[Start of Attachment]
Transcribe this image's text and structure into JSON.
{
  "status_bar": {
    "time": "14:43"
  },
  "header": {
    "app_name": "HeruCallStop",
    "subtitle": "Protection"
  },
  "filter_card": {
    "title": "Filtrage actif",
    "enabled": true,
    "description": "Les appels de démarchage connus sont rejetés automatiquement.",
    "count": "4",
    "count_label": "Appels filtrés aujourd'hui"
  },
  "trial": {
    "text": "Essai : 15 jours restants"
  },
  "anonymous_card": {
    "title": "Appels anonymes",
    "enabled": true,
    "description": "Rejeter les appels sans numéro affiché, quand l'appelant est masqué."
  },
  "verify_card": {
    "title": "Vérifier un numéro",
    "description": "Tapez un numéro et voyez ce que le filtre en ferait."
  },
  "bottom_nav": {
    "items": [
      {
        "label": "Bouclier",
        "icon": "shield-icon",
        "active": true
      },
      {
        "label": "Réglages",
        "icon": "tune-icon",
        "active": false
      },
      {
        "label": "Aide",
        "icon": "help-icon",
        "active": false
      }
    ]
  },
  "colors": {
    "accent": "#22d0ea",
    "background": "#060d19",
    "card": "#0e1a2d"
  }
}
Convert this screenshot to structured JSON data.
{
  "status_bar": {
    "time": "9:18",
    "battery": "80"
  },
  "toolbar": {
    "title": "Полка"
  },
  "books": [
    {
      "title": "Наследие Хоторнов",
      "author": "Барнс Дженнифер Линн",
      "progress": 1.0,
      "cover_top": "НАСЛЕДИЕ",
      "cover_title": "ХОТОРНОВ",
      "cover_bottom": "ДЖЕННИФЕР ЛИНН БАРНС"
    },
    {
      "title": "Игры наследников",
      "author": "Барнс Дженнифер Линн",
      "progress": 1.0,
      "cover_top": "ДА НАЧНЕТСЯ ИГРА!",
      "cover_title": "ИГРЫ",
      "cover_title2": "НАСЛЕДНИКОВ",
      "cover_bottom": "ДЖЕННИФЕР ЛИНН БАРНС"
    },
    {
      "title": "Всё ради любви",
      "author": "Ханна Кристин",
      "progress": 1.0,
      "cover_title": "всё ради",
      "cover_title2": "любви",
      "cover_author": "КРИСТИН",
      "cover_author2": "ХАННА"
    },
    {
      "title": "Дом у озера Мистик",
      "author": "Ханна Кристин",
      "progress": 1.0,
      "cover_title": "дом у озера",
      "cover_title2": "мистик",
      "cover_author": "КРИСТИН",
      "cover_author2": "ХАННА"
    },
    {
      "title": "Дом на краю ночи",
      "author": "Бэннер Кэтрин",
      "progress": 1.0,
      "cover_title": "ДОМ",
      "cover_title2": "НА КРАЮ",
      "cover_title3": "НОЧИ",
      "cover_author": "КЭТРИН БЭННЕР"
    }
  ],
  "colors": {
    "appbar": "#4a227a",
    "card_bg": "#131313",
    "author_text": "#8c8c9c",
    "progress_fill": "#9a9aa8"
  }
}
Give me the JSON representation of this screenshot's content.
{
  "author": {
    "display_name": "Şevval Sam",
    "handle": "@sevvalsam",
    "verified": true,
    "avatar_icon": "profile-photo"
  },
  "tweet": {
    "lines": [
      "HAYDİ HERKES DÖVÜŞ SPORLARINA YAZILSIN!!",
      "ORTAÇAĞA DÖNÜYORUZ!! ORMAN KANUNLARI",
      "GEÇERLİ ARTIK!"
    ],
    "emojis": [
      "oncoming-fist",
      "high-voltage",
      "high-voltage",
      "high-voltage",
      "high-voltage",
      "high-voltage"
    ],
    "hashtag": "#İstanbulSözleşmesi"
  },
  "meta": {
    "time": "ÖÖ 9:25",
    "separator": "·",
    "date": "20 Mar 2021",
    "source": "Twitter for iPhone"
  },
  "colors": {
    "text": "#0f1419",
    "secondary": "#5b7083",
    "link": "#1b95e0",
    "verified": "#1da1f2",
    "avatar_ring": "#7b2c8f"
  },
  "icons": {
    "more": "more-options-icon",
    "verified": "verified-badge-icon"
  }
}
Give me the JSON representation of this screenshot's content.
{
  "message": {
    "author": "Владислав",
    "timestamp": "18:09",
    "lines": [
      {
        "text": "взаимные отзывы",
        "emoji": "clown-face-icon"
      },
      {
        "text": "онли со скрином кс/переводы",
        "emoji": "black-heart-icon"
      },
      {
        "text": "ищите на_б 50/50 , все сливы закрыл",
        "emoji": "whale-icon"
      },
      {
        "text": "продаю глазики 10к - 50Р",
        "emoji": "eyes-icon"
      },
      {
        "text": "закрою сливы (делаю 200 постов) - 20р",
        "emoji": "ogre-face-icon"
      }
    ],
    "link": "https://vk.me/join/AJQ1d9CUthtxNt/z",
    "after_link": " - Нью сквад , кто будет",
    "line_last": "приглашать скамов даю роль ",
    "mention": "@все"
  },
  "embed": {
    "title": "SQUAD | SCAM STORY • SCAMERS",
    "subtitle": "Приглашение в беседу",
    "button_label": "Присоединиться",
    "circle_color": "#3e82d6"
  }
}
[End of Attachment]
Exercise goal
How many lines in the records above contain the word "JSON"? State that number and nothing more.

Result for this task
4